Copy down the listing below exactly, please, including every line.
── Materials provided
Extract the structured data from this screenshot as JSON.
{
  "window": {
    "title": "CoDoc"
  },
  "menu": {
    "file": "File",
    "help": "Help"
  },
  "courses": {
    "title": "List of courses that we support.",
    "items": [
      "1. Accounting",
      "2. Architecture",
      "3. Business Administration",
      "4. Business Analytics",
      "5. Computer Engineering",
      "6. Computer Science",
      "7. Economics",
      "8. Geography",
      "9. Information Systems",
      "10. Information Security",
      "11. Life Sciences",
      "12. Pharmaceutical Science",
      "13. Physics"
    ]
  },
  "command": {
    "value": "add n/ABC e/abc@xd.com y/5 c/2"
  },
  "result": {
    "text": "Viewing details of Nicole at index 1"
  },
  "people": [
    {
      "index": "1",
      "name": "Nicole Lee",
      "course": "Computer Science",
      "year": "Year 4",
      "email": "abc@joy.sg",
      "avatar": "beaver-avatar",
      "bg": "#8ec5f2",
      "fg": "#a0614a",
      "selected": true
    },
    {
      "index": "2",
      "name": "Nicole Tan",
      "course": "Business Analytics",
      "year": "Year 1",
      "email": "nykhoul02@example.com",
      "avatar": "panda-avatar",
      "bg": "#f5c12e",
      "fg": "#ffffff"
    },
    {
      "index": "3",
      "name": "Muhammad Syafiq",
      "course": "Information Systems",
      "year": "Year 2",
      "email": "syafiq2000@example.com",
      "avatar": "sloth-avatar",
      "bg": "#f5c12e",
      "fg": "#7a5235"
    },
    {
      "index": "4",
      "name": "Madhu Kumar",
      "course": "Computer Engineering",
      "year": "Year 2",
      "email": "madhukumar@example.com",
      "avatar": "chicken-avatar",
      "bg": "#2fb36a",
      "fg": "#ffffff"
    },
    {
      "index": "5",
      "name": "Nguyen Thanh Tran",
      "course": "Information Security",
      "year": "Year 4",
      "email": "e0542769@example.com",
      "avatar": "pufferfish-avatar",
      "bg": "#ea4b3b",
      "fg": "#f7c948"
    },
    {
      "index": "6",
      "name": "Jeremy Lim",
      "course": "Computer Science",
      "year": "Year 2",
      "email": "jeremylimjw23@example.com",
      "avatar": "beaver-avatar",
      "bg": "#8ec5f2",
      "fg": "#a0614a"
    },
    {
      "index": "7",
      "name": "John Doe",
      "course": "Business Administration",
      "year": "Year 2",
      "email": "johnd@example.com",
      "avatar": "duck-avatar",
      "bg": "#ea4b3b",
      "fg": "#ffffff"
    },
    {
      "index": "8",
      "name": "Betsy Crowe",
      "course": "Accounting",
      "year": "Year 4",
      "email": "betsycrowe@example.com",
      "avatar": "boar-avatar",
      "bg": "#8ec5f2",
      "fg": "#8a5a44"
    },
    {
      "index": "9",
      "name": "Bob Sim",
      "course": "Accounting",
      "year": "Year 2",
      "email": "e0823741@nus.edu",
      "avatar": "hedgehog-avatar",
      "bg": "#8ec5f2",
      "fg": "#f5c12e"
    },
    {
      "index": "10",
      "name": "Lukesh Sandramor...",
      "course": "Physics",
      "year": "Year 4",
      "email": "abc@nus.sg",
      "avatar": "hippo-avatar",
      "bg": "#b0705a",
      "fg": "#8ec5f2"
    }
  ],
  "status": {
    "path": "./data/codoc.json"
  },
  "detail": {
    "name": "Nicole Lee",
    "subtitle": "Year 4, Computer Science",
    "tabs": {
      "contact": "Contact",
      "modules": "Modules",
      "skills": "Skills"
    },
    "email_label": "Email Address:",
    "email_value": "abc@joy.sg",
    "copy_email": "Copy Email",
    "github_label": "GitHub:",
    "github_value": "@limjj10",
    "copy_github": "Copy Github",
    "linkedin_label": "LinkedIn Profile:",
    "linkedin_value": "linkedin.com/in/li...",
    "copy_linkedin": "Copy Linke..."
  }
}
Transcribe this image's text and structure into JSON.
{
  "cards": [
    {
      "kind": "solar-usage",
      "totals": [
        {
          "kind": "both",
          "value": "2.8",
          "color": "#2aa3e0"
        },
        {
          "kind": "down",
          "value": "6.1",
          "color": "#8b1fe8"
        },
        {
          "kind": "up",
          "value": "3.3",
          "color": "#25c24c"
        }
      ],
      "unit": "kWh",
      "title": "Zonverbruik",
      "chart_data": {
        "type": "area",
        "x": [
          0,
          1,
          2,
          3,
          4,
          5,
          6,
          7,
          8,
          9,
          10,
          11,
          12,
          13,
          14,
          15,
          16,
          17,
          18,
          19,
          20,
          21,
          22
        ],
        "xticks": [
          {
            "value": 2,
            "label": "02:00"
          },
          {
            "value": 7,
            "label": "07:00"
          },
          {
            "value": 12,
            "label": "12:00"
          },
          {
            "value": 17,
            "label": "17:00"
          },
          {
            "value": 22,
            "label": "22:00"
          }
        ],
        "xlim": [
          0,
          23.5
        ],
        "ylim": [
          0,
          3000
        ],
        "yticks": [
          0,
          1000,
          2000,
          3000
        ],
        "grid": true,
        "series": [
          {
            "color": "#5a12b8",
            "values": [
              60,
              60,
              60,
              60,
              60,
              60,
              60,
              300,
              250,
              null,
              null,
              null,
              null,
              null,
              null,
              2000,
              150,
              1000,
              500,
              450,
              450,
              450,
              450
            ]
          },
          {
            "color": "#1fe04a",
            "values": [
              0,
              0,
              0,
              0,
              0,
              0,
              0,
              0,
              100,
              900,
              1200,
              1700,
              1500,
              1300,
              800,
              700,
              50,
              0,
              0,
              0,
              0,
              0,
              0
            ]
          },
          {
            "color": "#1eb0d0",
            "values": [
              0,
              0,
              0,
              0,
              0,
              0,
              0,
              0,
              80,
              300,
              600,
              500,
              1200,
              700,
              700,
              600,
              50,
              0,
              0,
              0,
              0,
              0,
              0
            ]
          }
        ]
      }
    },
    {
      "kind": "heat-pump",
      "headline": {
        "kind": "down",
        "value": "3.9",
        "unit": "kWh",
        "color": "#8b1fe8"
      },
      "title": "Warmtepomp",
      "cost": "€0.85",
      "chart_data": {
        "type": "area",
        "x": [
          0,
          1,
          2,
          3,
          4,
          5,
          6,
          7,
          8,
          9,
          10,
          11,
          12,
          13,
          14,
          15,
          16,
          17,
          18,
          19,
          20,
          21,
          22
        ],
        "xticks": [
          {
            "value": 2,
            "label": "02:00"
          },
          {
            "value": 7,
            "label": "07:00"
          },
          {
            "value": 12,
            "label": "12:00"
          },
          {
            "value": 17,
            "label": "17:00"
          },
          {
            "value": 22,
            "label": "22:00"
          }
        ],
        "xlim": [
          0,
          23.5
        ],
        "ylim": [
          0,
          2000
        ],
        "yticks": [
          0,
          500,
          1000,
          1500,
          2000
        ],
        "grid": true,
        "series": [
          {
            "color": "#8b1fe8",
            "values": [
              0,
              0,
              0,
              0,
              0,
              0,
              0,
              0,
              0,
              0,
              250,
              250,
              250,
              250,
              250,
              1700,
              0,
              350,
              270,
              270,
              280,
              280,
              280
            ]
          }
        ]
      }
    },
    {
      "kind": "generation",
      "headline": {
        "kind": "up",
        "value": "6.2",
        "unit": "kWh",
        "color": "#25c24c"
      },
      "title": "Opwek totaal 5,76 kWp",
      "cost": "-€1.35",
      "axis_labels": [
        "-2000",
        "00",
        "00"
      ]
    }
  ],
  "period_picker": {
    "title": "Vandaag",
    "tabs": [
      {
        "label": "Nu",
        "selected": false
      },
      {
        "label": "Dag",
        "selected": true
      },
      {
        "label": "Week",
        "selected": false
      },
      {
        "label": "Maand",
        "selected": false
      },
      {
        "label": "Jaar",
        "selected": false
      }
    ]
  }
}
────
Output for this task.
Extract the structured data from this screenshot as JSON.
{
  "window": {
    "title": "CoDoc"
  },
  "menu": {
    "file": "File",
    "help": "Help"
  },
  "courses": {
    "title": "List of courses that we support.",
    "items": [
      "1. Accounting",
      "2. Architecture",
      "3. Business Administration",
      "4. Business Analytics",
      "5. Computer Engineering",
      "6. Computer Science",
      "7. Economics",
      "8. Geography",
      "9. Information Systems",
      "10. Information Security",
      "11. Life Sciences",
      "12. Pharmaceutical Science",
      "13. Physics"
    ]
  },
  "command": {
    "value": "add n/ABC e/abc@xd.com y/5 c/2"
  },
  "result": {
    "text": "Viewing details of Nicole at index 1"
  },
  "people": [
    {
      "index": "1",
      "name": "Nicole Lee",
      "course": "Computer Science",
      "year": "Year 4",
      "email": "abc@joy.sg",
      "avatar": "beaver-avatar",
      "bg": "#8ec5f2",
      "fg": "#a0614a",
      "selected": true
    },
    {
      "index": "2",
      "name": "Nicole Tan",
      "course": "Business Analytics",
      "year": "Year 1",
      "email": "nykhoul02@example.com",
      "avatar": "panda-avatar",
      "bg": "#f5c12e",
      "fg": "#ffffff"
    },
    {
      "index": "3",
      "name": "Muhammad Syafiq",
      "course": "Information Systems",
      "year": "Year 2",
      "email": "syafiq2000@example.com",
      "avatar": "sloth-avatar",
      "bg": "#f5c12e",
      "fg": "#7a5235"
    },
    {
      "index": "4",
      "name": "Madhu Kumar",
      "course": "Computer Engineering",
      "year": "Year 2",
      "email": "madhukumar@example.com",
      "avatar": "chicken-avatar",
      "bg": "#2fb36a",
      "fg": "#ffffff"
    },
    {
      "index": "5",
      "name": "Nguyen Thanh Tran",
      "course": "Information Security",
      "year": "Year 4",
      "email": "e0542769@example.com",
      "avatar": "pufferfish-avatar",
      "bg": "#ea4b3b",
      "fg": "#f7c948"
    },
    {
      "index": "6",
      "name": "Jeremy Lim",
      "course": "Computer Science",
      "year": "Year 2",
      "email": "jeremylimjw23@example.com",
      "avatar": "beaver-avatar",
      "bg": "#8ec5f2",
      "fg": "#a0614a"
    },
    {
      "index": "7",
      "name": "John Doe",
      "course": "Business Administration",
      "year": "Year 2",
      "email": "johnd@example.com",
      "avatar": "duck-avatar",
      "bg": "#ea4b3b",
      "fg": "#ffffff"
    },
    {
      "index": "8",
      "name": "Betsy Crowe",
      "course": "Accounting",
      "year": "Year 4",
      "email": "betsycrowe@example.com",
      "avatar": "boar-avatar",
      "bg": "#8ec5f2",
      "fg": "#8a5a44"
    },
    {
      "index": "9",
      "name": "Bob Sim",
      "course": "Accounting",
      "year": "Year 2",
      "email": "e0823741@nus.edu",
      "avatar": "hedgehog-avatar",
      "bg": "#8ec5f2",
      "fg": "#f5c12e"
    },
    {
      "index": "10",
      "name": "Lukesh Sandramor...",
      "course": "Physics",
      "year": "Year 4",
      "email": "abc@nus.sg",
      "avatar": "hippo-avatar",
      "bg": "#b0705a",
      "fg": "#8ec5f2"
    }
  ],
  "status": {
    "path": "./data/codoc.json"
  },
  "detail": {
    "name": "Nicole Lee",
    "subtitle": "Year 4, Computer Science",
    "tabs": {
      "contact": "Contact",
      "modules": "Modules",
      "skills": "Skills"
    },
    "email_label": "Email Address:",
    "email_value": "abc@joy.sg",
    "copy_email": "Copy Email",
    "github_label": "GitHub:",
    "github_value": "@limjj10",
    "copy_github": "Copy Github",
    "linkedin_label": "LinkedIn Profile:",
    "linkedin_value": "linkedin.com/in/li...",
    "copy_linkedin": "Copy Linke..."
  }
}
Transcribe this image's text and structure into JSON.
{
  "cards": [
    {
      "kind": "solar-usage",
      "totals": [
        {
          "kind": "both",
          "value": "2.8",
          "color": "#2aa3e0"
        },
        {
          "kind": "down",
          "value": "6.1",
          "color": "#8b1fe8"
        },
        {
          "kind": "up",
          "value": "3.3",
          "color": "#25c24c"
        }
      ],
      "unit": "kWh",
      "title": "Zonverbruik",
      "chart_data": {
        "type": "area",
        "x": [
          0,
          1,
          2,
          3,
          4,
          5,
          6,
          7,
          8,
          9,
          10,
          11,
          12,
          13,
          14,
          15,
          16,
          17,
          18,
          19,
          20,
          21,
          22
        ],
        "xticks": [
          {
            "value": 2,
            "label": "02:00"
          },
          {
            "value": 7,
            "label": "07:00"
          },
          {
            "value": 12,
            "label": "12:00"
          },
          {
            "value": 17,
            "label": "17:00"
          },
          {
            "value": 22,
            "label": "22:00"
          }
        ],
        "xlim": [
          0,
          23.5
        ],
        "ylim": [
          0,
          3000
        ],
        "yticks": [
          0,
          1000,
          2000,
          3000
        ],
        "grid": true,
        "series": [
          {
            "color": "#5a12b8",
            "values": [
              60,
              60,
              60,
              60,
              60,
              60,
              60,
              300,
              250,
              null,
              null,
              null,
              null,
              null,
              null,
              2000,
              150,
              1000,
              500,
              450,
              450,
              450,
              450
            ]
          },
          {
            "color": "#1fe04a",
            "values": [
              0,
              0,
              0,
              0,
              0,
              0,
              0,
              0,
              100,
              900,
              1200,
              1700,
              1500,
              1300,
              800,
              700,
              50,
              0,
              0,
              0,
              0,
              0,
              0
            ]
          },
          {
            "color": "#1eb0d0",
            "values": [
              0,
              0,
              0,
              0,
              0,
              0,
              0,
              0,
              80,
              300,
              600,
              500,
              1200,
              700,
              700,
              600,
              50,
              0,
              0,
              0,
              0,
              0,
              0
            ]
          }
        ]
      }
    },
    {
      "kind": "heat-pump",
      "headline": {
        "kind": "down",
        "value": "3.9",
        "unit": "kWh",
        "color": "#8b1fe8"
      },
      "title": "Warmtepomp",
      "cost": "€0.85",
      "chart_data": {
        "type": "area",
        "x": [
          0,
          1,
          2,
          3,
          4,
          5,
          6,
          7,
          8,
          9,
          10,
          11,
          12,
          13,
          14,
          15,
          16,
          17,
          18,
          19,
          20,
          21,
          22
        ],
        "xticks": [
          {
            "value": 2,
            "label": "02:00"
          },
          {
            "value": 7,
            "label": "07:00"
          },
          {
            "value": 12,
            "label": "12:00"
          },
          {
            "value": 17,
            "label": "17:00"
          },
          {
            "value": 22,
            "label": "22:00"
          }
        ],
        "xlim": [
          0,
          23.5
        ],
        "ylim": [
          0,
          2000
        ],
        "yticks": [
          0,
          500,
          1000,
          1500,
          2000
        ],
        "grid": true,
        "series": [
          {
            "color": "#8b1fe8",
            "values": [
              0,
              0,
              0,
              0,
              0,
              0,
              0,
              0,
              0,
              0,
              250,
              250,
              250,
              250,
              250,
              1700,
              0,
              350,
              270,
              270,
              280,
              280,
              280
            ]
          }
        ]
      }
    },
    {
      "kind": "generation",
      "headline": {
        "kind": "up",
        "value": "6.2",
        "unit": "kWh",
        "color": "#25c24c"
      },
      "title": "Opwek totaal 5,76 kWp",
      "cost": "-€1.35",
      "axis_labels": [
        "-2000",
        "00",
        "00"
      ]
    }
  ],
  "period_picker": {
    "title": "Vandaag",
    "tabs": [
      {
        "label": "Nu",
        "selected": false
      },
      {
        "label": "Dag",
        "selected": true
      },
      {
        "label": "Week",
        "selected": false
      },
      {
        "label": "Maand",
        "selected": false
      },
      {
        "label": "Jaar",
        "selected": false
      }
    ]
  }
}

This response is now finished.